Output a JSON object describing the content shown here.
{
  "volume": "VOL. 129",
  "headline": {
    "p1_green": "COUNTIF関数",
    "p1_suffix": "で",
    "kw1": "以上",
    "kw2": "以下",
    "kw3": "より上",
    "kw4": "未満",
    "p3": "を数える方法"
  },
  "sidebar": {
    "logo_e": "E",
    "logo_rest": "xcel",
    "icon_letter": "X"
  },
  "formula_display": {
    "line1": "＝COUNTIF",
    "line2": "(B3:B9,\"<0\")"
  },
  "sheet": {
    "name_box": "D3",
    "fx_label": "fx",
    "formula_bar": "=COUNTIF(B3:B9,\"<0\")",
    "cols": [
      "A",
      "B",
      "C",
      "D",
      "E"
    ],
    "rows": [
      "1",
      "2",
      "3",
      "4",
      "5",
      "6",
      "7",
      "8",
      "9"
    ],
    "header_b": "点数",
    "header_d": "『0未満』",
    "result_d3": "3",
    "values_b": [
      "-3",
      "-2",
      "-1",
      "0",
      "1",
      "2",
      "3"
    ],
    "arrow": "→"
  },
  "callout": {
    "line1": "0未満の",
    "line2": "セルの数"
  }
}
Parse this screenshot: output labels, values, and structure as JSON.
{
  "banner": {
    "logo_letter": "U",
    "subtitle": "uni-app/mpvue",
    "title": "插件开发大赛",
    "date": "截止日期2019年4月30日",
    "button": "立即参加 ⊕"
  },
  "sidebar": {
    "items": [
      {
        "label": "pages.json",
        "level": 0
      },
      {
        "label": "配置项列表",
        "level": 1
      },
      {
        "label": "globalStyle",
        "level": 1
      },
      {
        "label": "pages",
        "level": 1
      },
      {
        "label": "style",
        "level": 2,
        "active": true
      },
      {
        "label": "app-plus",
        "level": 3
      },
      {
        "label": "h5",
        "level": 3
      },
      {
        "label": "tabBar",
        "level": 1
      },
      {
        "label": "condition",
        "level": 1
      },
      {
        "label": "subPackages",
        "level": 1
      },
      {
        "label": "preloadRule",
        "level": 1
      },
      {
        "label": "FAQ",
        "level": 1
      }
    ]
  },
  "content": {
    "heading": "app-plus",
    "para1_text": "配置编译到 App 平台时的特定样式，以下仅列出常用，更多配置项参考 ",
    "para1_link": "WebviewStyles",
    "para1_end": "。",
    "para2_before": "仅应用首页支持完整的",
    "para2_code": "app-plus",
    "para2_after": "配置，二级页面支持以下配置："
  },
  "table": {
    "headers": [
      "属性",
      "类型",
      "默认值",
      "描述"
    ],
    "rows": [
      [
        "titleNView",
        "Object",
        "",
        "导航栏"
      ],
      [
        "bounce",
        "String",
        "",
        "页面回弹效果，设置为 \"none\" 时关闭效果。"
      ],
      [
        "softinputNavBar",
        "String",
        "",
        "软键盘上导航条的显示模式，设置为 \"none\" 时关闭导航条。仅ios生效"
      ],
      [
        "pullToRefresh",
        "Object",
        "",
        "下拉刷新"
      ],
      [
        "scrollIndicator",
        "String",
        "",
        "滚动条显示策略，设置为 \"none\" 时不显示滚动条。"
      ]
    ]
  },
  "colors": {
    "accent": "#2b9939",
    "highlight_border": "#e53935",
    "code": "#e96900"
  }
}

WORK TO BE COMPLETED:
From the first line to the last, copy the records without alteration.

ANSWER TO THE PROBLEM:
Output a JSON object describing the content shown here.
{
  "volume": "VOL. 129",
  "headline": {
    "p1_green": "COUNTIF関数",
    "p1_suffix": "で",
    "kw1": "以上",
    "kw2": "以下",
    "kw3": "より上",
    "kw4": "未満",
    "p3": "を数える方法"
  },
  "sidebar": {
    "logo_e": "E",
    "logo_rest": "xcel",
    "icon_letter": "X"
  },
  "formula_display": {
    "line1": "＝COUNTIF",
    "line2": "(B3:B9,\"<0\")"
  },
  "sheet": {
    "name_box": "D3",
    "fx_label": "fx",
    "formula_bar": "=COUNTIF(B3:B9,\"<0\")",
    "cols": [
      "A",
      "B",
      "C",
      "D",
      "E"
    ],
    "rows": [
      "1",
      "2",
      "3",
      "4",
      "5",
      "6",
      "7",
      "8",
      "9"
    ],
    "header_b": "点数",
    "header_d": "『0未満』",
    "result_d3": "3",
    "values_b": [
      "-3",
      "-2",
      "-1",
      "0",
      "1",
      "2",
      "3"
    ],
    "arrow": "→"
  },
  "callout": {
    "line1": "0未満の",
    "line2": "セルの数"
  }
}
Parse this screenshot: output labels, values, and structure as JSON.
{
  "banner": {
    "logo_letter": "U",
    "subtitle": "uni-app/mpvue",
    "title": "插件开发大赛",
    "date": "截止日期2019年4月30日",
    "button": "立即参加 ⊕"
  },
  "sidebar": {
    "items": [
      {
        "label": "pages.json",
        "level": 0
      },
      {
        "label": "配置项列表",
        "level": 1
      },
      {
        "label": "globalStyle",
        "level": 1
      },
      {
        "label": "pages",
        "level": 1
      },
      {
        "label": "style",
        "level": 2,
        "active": true
      },
      {
        "label": "app-plus",
        "level": 3
      },
      {
        "label": "h5",
        "level": 3
      },
      {
        "label": "tabBar",
        "level": 1
      },
      {
        "label": "condition",
        "level": 1
      },
      {
        "label": "subPackages",
        "level": 1
      },
      {
        "label": "preloadRule",
        "level": 1
      },
      {
        "label": "FAQ",
        "level": 1
      }
    ]
  },
  "content": {
    "heading": "app-plus",
    "para1_text": "配置编译到 App 平台时的特定样式，以下仅列出常用，更多配置项参考 ",
    "para1_link": "WebviewStyles",
    "para1_end": "。",
    "para2_before": "仅应用首页支持完整的",
    "para2_code": "app-plus",
    "para2_after": "配置，二级页面支持以下配置："
  },
  "table": {
    "headers": [
      "属性",
      "类型",
      "默认值",
      "描述"
    ],
    "rows": [
      [
        "titleNView",
        "Object",
        "",
        "导航栏"
      ],
      [
        "bounce",
        "String",
        "",
        "页面回弹效果，设置为 \"none\" 时关闭效果。"
      ],
      [
        "softinputNavBar",
        "String",
        "",
        "软键盘上导航条的显示模式，设置为 \"none\" 时关闭导航条。仅ios生效"
      ],
      [
        "pullToRefresh",
        "Object",
        "",
        "下拉刷新"
      ],
      [
        "scrollIndicator",
        "String",
        "",
        "滚动条显示策略，设置为 \"none\" 时不显示滚动条。"
      ]
    ]
  },
  "colors": {
    "accent": "#2b9939",
    "highlight_border": "#e53935",
    "code": "#e96900"
  }
}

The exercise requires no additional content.